Husband & Wife Articles


 

Givinupstuff

With Ash Wednesday coming, it's time to make some plans for the penitential season.

By Daria Sockey

I grew up in Parsippany, N.J., during the 1970s, in a neighborhood with lots of Catholics, mostly second-generation Irish and Italian. The week before Ash Wednesday, Whatcha’ givinup for Lent? opened many conversations at the bus stop or school cafeteria. Devout, lapsed, or somewhere in between, everyone gave up – or said they gave up – something. Top choices were candy, soda (we don’t have “pop” in New Jersey), or chocolate. Others would skip a favorite TV show such as “Happy Days,” “The Waltons,” or “Mary Tyler Moore.”Another popular option was to spend less time tuned into our favorite New York City top-40 station, 77 WABC.

Daria Sockey

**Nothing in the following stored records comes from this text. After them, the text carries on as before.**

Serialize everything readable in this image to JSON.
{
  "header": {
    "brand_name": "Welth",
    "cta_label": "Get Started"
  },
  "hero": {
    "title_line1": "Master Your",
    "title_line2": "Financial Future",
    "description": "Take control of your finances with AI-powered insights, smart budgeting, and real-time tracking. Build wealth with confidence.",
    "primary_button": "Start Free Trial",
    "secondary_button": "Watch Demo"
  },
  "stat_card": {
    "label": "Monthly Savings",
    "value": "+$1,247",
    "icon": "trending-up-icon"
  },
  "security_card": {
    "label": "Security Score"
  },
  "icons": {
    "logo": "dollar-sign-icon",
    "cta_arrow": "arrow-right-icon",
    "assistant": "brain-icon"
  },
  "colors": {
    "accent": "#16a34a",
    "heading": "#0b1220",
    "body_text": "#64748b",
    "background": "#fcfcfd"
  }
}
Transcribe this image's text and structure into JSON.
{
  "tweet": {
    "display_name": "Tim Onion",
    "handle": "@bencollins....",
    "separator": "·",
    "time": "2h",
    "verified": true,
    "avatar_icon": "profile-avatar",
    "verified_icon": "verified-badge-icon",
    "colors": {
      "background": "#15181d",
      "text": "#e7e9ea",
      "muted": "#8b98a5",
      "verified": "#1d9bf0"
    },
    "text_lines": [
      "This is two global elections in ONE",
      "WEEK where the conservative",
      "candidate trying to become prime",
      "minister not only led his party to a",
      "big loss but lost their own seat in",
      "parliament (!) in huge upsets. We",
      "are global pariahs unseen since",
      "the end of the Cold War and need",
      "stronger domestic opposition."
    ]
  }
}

Givinupstuff was such a popular topic in our public high school that even some of our Protestant friends, not wanting to be left out, got in on the act. Not that many of us were making these plans out of a deep desire for spiritual renewal. The incentive for us appearance-conscious girls to forego sweets was mainly the hope of shedding a few pounds. Maybe to attract the eyes of boys, or perhaps to show that we were tough enough to take on the challenge of a little self-deprivation.

Givinupstuff. An extension, or maybe a paraphrase, of the concept of fasting. Most of us lack the will power of the saints who would eat nothing — or at most a little bread and water — for days at a time. Most of us find it tough just to get through the one-full-meal/two-tiny-meals required of us on Ash Wednesday and Good Friday. So we supplement these minimal fasts by “fasting” from other legitimate pleasures. The sense of emptiness these mini-fasts bring (whether to our stomachs, our schedules, or our psyches) is supposed to be filled by prayer and good works. And the money it can save should make it easier to give alms. Givinupstuff was as much a game as a spiritual discipline back in high school. It’s interesting to see how my practices have changed — or not changed — over the years.

Now that I’m a wife and mother of seven children, sacrifices related to food are still very much on the table, so to speak. These last two years our family succeeded in going meatless at dinnertime Monday through Friday, all through Lent. That imposes a triple penance on the cook: going without meat herself, coming up with creative menus, and enduring the kids’ reactions whenever those menus were not quite creative enough. Setting a good example, my husband struggled manfully through all those vegetarian dishes. “Mmmm! Lentil soup! Delicious, sweetheart!”

Media fasts have evolved for me since high school. Television and radio have become a very small part of my life. Giving up either is no huge sacrifice. But the computer – I never dreamed of back in the 70s that one day I’d not only own a computer, but find it addictively entertaining. The internet has replaced radio, television, the daily newspaper, and, due to social networks, even the pleasure of chatting on the phone with friends. Next to the traditional food fasts, cutting down on time-wasting internet fun is the fast I feel the most keenly. This year, my plan is to limit myself to checking email only three times per day, and no computing at all from the time my youngest gets home from school until after dinner. I’m ashamed to say this will be really hard!

My other big fast each year is something only women will appreciate: a fast on shopping. Other than groceries, there are very few things that we are really compelled to purchase during any given six-week period. I really can make do with the clothing, kitchen items, beauty products, and office supplies that we already own for the duration of Lent. The thrill of the bargain hunt, cruising store aisles for clearance sales, checking out the latest fashions, snagging a pretty piece of costume jewelry, a pair of shoes, a new DVD: this is fantastic givinup material for most of us females. Just toss those sale flyers in the trash without a glance, and be strong! Meanwhile, my menfolk scratch their heads and wonder why this constitutes a sacrifice.

Speaking of the Mars/Venus divide, married couples might want to discuss and coordinate their Lenten practices ahead of time. The first year of our marriage, I resolved to make more time to show love for my husband by improving my cooking skills and fixing more elaborate meals. He, on the other hand, had decided to fast several days per week. Imagine my dismay when he only nibbled at the Eggs Benedict I’d gotten up to fix him before he left for work. As with so many other marriage issues, communication is the key!

So...whatchagivinup for Lent?

Daria Sockey has been writing for the Catholic press for many years, most recently for Catholic Digest. Her book, The Everyday Catholic's Guide to the Liturgy of the Hours (Servant) will be out this year. She and her husband have seven children and one grandchild.